    There are two distinct phenomena: ‘psychosis’ the political, bureaucratic, institutional label, and the poorly-charted altered states of mind that exist in the wild. It’s a rigid dichotomy that runs along the (also very rigid) walls of the psych ward. While recognizing that there is an overlap, let’s not conflate these things.

    Sane uninteresting people are in fact hospitalized based on unsubstantiated claims by third parties, forcibly tranquilized and coerced into treatment with antipsychotics regardless of whether or not they are indeed psychotic. This shouldn’t come as a revelation: mental health legislation quite explicitly gives a free pass to cops and health workers to do anything in their power with zero accountability and zero transparency, in effect revoking basic human rights of the victim of the psychiatric encounter.
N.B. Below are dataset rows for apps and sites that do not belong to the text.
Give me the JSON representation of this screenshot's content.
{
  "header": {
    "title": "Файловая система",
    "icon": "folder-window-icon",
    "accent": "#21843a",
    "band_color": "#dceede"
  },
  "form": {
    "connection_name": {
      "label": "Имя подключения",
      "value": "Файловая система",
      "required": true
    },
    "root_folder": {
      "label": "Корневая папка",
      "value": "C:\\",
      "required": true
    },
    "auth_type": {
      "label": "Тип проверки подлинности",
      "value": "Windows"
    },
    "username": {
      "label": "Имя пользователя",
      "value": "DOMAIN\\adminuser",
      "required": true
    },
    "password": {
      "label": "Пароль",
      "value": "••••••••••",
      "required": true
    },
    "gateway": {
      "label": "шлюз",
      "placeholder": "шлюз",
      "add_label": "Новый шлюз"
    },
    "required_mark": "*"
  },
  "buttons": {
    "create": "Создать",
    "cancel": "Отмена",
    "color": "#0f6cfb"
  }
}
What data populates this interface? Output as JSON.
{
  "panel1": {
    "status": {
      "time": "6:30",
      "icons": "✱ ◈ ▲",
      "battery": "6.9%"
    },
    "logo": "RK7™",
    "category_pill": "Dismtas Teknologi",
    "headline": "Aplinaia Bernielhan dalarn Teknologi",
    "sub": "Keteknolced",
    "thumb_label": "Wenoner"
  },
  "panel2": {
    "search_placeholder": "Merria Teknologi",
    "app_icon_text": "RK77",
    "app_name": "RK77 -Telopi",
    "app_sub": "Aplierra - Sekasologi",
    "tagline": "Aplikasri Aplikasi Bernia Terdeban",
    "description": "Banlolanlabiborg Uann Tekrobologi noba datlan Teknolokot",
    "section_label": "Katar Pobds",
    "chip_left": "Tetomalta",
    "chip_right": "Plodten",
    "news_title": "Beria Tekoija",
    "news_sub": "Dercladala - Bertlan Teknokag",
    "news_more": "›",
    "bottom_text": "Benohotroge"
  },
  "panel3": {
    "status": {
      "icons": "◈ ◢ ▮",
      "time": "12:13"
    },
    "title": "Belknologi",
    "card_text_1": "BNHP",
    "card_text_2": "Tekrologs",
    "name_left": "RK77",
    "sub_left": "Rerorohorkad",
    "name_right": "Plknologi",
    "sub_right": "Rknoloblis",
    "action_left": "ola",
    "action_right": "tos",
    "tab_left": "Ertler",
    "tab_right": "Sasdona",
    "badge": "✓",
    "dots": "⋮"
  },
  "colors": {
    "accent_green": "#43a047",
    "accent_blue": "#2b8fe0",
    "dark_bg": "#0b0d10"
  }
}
    A useful diagnosis comes weeks, even months later only to justify the treatment (read: disabling drugs) in retrospect, and to stigmatize (‘flag up’) the patient-subject as a lifetime recipient of such treatment. Doctors openly use symptom judgments such as ‘psychotic’ as bureaucratic tools to push through new decisions with no regard for their subjects’ actual state of mind, not that there’s any evidence-based method to access it, or that patients are free to speak their mind when everything they say is being used against them.
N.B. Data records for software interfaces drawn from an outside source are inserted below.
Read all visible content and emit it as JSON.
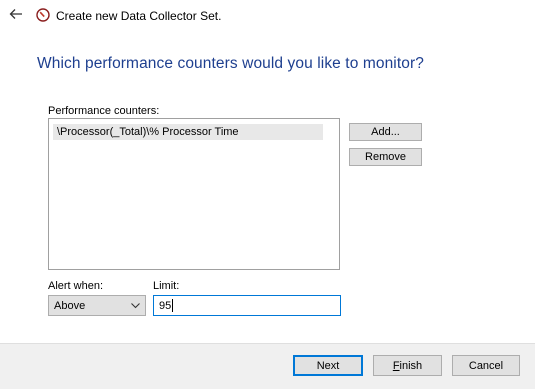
{
  "window": {
    "title": "Create new Data Collector Set."
  },
  "page": {
    "heading": "Which performance counters would you like to monitor?"
  },
  "counters": {
    "label": "Performance counters:",
    "items": [
      "\\Processor(_Total)\\% Processor Time"
    ],
    "add_label": "Add...",
    "remove_label": "Remove"
  },
  "alert": {
    "label": "Alert when:",
    "selected": "Above"
  },
  "limit": {
    "label": "Limit:",
    "value": "95"
  },
  "footer": {
    "next_label": "Next",
    "finish_first": "F",
    "finish_rest": "inish",
    "cancel_label": "Cancel"
  },
  "colors": {
    "heading": "#1e3f8f",
    "focus": "#0078d7",
    "icon_red": "#c0392b"
  },
  "icons": [
    "back-arrow-icon",
    "data-collector-icon",
    "chevron-down-icon"
  ]
}
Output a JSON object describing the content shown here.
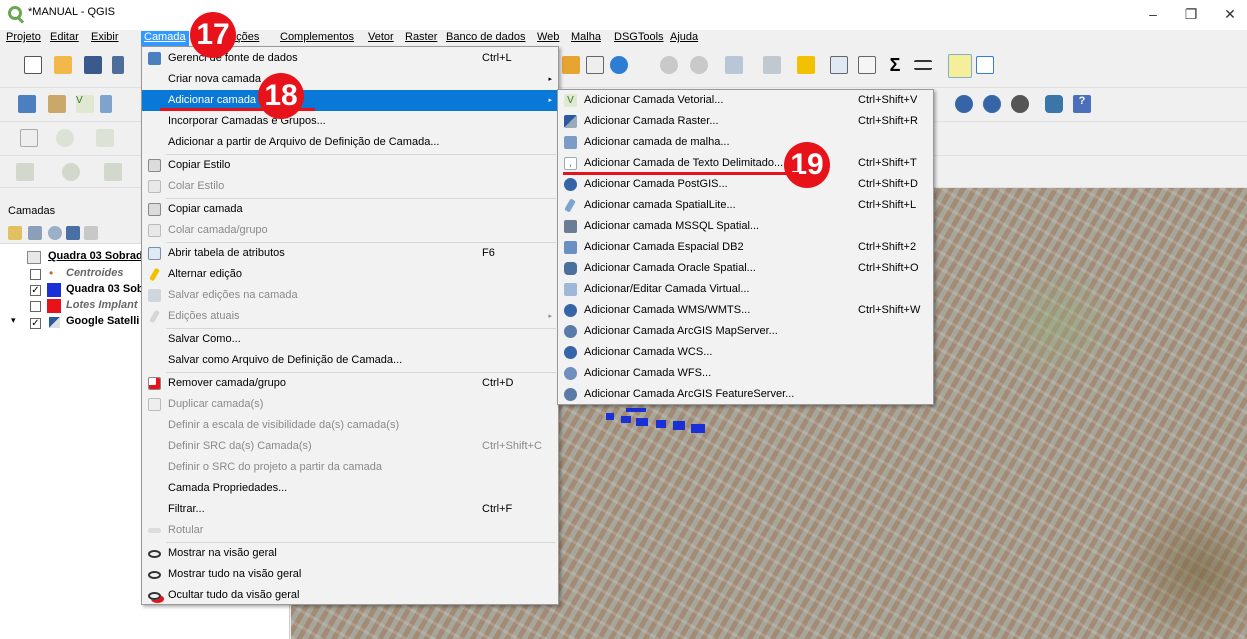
{
  "window": {
    "title": "*MANUAL - QGIS",
    "minimize": "–",
    "maximize": "❐",
    "close": "✕"
  },
  "menubar": {
    "items": [
      "Projeto",
      "Editar",
      "Exibir",
      "Camada",
      "Configurações",
      "Complementos",
      "Vetor",
      "Raster",
      "Banco de dados",
      "Web",
      "Malha",
      "DSGTools",
      "Ajuda"
    ],
    "visible_configuracoes": "ações"
  },
  "layers_panel": {
    "title": "Camadas",
    "layers": [
      {
        "name": "Quadra 03 Sobrad",
        "checked": "",
        "icon": "table-icon"
      },
      {
        "name": "Centroides",
        "checked": "",
        "icon": "point-icon"
      },
      {
        "name": "Quadra 03 Sob",
        "checked": "✓",
        "icon": "polygon-icon"
      },
      {
        "name": "Lotes Implant",
        "checked": "",
        "icon": "polygon-icon"
      },
      {
        "name": "Google Satelli",
        "checked": "✓",
        "icon": "raster-icon"
      }
    ],
    "expander": "▾"
  },
  "camada_menu": {
    "items": [
      {
        "label": "Gerenciador de fonte de dados",
        "visible_label": "Gerenci   de fonte de dados",
        "shortcut": "Ctrl+L",
        "icon": "datasource-icon"
      },
      {
        "label": "Criar nova camada",
        "submenu": "▸"
      },
      {
        "label": "Adicionar camada",
        "submenu": "▸",
        "highlighted": true
      },
      {
        "label": "Incorporar Camadas e Grupos..."
      },
      {
        "label": "Adicionar a partir de Arquivo de Definição de Camada..."
      },
      {
        "label": "Copiar Estilo",
        "icon": "copy-icon"
      },
      {
        "label": "Colar Estilo",
        "disabled": true,
        "icon": "paste-icon"
      },
      {
        "label": "Copiar camada",
        "icon": "copy-icon"
      },
      {
        "label": "Colar camada/grupo",
        "disabled": true,
        "icon": "paste-icon"
      },
      {
        "label": "Abrir tabela de atributos",
        "shortcut": "F6",
        "icon": "table-icon"
      },
      {
        "label": "Alternar edição",
        "icon": "pencil-icon"
      },
      {
        "label": "Salvar edições na camada",
        "disabled": true,
        "icon": "save-edits-icon"
      },
      {
        "label": "Edições atuais",
        "disabled": true,
        "submenu": "▸",
        "icon": "edits-icon"
      },
      {
        "label": "Salvar Como..."
      },
      {
        "label": "Salvar como Arquivo de Definição de Camada..."
      },
      {
        "label": "Remover camada/grupo",
        "shortcut": "Ctrl+D",
        "icon": "remove-layer-icon"
      },
      {
        "label": "Duplicar camada(s)",
        "disabled": true,
        "icon": "duplicate-icon"
      },
      {
        "label": "Definir a escala de visibilidade da(s) camada(s)",
        "disabled": true
      },
      {
        "label": "Definir SRC da(s) Camada(s)",
        "shortcut": "Ctrl+Shift+C",
        "disabled": true
      },
      {
        "label": "Definir o SRC do projeto a partir da camada",
        "disabled": true
      },
      {
        "label": "Camada Propriedades..."
      },
      {
        "label": "Filtrar...",
        "shortcut": "Ctrl+F"
      },
      {
        "label": "Rotular",
        "disabled": true,
        "icon": "label-icon"
      },
      {
        "label": "Mostrar na visão geral",
        "icon": "overview-show-icon"
      },
      {
        "label": "Mostrar tudo na visão geral",
        "icon": "overview-all-icon"
      },
      {
        "label": "Ocultar tudo da visão geral",
        "icon": "overview-hide-icon"
      }
    ]
  },
  "adicionar_submenu": {
    "items": [
      {
        "label": "Adicionar Camada Vetorial...",
        "shortcut": "Ctrl+Shift+V",
        "icon": "vector-layer-icon"
      },
      {
        "label": "Adicionar Camada Raster...",
        "shortcut": "Ctrl+Shift+R",
        "icon": "raster-layer-icon"
      },
      {
        "label": "Adicionar camada de malha...",
        "icon": "mesh-layer-icon"
      },
      {
        "label": "Adicionar Camada de Texto Delimitado...",
        "shortcut": "Ctrl+Shift+T",
        "icon": "delimited-text-icon"
      },
      {
        "label": "Adicionar Camada PostGIS...",
        "shortcut": "Ctrl+Shift+D",
        "icon": "postgis-icon"
      },
      {
        "label": "Adicionar camada SpatialLite...",
        "shortcut": "Ctrl+Shift+L",
        "icon": "spatialite-icon"
      },
      {
        "label": "Adicionar camada MSSQL Spatial...",
        "icon": "mssql-icon"
      },
      {
        "label": "Adicionar Camada Espacial DB2",
        "shortcut": "Ctrl+Shift+2",
        "icon": "db2-icon"
      },
      {
        "label": "Adicionar Camada Oracle Spatial...",
        "shortcut": "Ctrl+Shift+O",
        "icon": "oracle-icon"
      },
      {
        "label": "Adicionar/Editar Camada Virtual...",
        "icon": "virtual-layer-icon"
      },
      {
        "label": "Adicionar Camada WMS/WMTS...",
        "shortcut": "Ctrl+Shift+W",
        "icon": "wms-icon"
      },
      {
        "label": "Adicionar Camada ArcGIS MapServer...",
        "icon": "arcgis-mapserver-icon"
      },
      {
        "label": "Adicionar Camada WCS...",
        "icon": "wcs-icon"
      },
      {
        "label": "Adicionar Camada WFS...",
        "icon": "wfs-icon"
      },
      {
        "label": "Adicionar Camada ArcGIS FeatureServer...",
        "icon": "arcgis-featureserver-icon"
      }
    ]
  },
  "callouts": [
    "17",
    "18",
    "19"
  ],
  "colors": {
    "callout": "#e8131a",
    "highlight": "#0a78d7",
    "menubar_active": "#3399ff"
  }
}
    The moment you take a psychiatry-naive person who, say, claims to hear voices and plonk them in front of a clinical white wall, you’re blanking out all the measurable interactions between the individual and their environment, which are all you’ve got to go by if you hope to understand or do some real science.

  3. Thanks Ron,

    I’ve downloaded the document. I was labelled with the big diagnoses myself, and I got better with the help of psychology. There was nothing wrong that could not be put right.

    I think the opportunity of full recovery, rather than chronic illness needs to be exposed. It would save the country billions, as well.

  4. Thanks, Ron, it looks like an interesting read – and it’s free! It seems the British psychologists are possibly a decent bunch of chaps, kudos to them.

    I agree with Fiachra that the psycho / pharmaceutical industries are nothing but a staggering waste of billions of dollars with the additional cost of extreme and almost unfathomable iatrogenic damage to millions of people. And I, too, dealt with a psychologist and psychiatrists who had odd delusions that all thoughts, gut instincts, and dream queries were “psychosis.” How sad that the American psychologists and psychiatrists harbor such odd beliefs, but at least others are now also pointing out that these “professionals” are “mindless.”

    I’ve yet to read the book but do hope it points out the reality that the antipsychotics can CAUSE “psychosis” in people who were inappropriately diagnosed as “psychotic” – the antipsychotics / neuroleptics can CAUSE “psychosis” both when one is initially put on the drugs, they caused me personally to have evil and incessant “voices” the entire time I was on them, AND they cause “psychosis” after being withdrawn from them (super sensitivity psychosis). I mention this because I’m fully aware of the fact the psychiatric industry adamantly denies this reality, despite the fact there’s a fair amount of medical literature pointing out this is true for many people (not just me).

    And I’m glad it’s being pointed out that a person’s “psychosis” is perfectly logical within the context of that person’s life, since that was my experience, yet the current mainstream psychiatric belief system is to ignore the human “patient’s” real life and drug, drug, drug … with drugs that CAUSE “psychosis.”

    I pray the psychiatric insanity goes away. I’ve never in my life met more insane, ungodly disrespectful, and delusional people than those who work within the “mental health” field.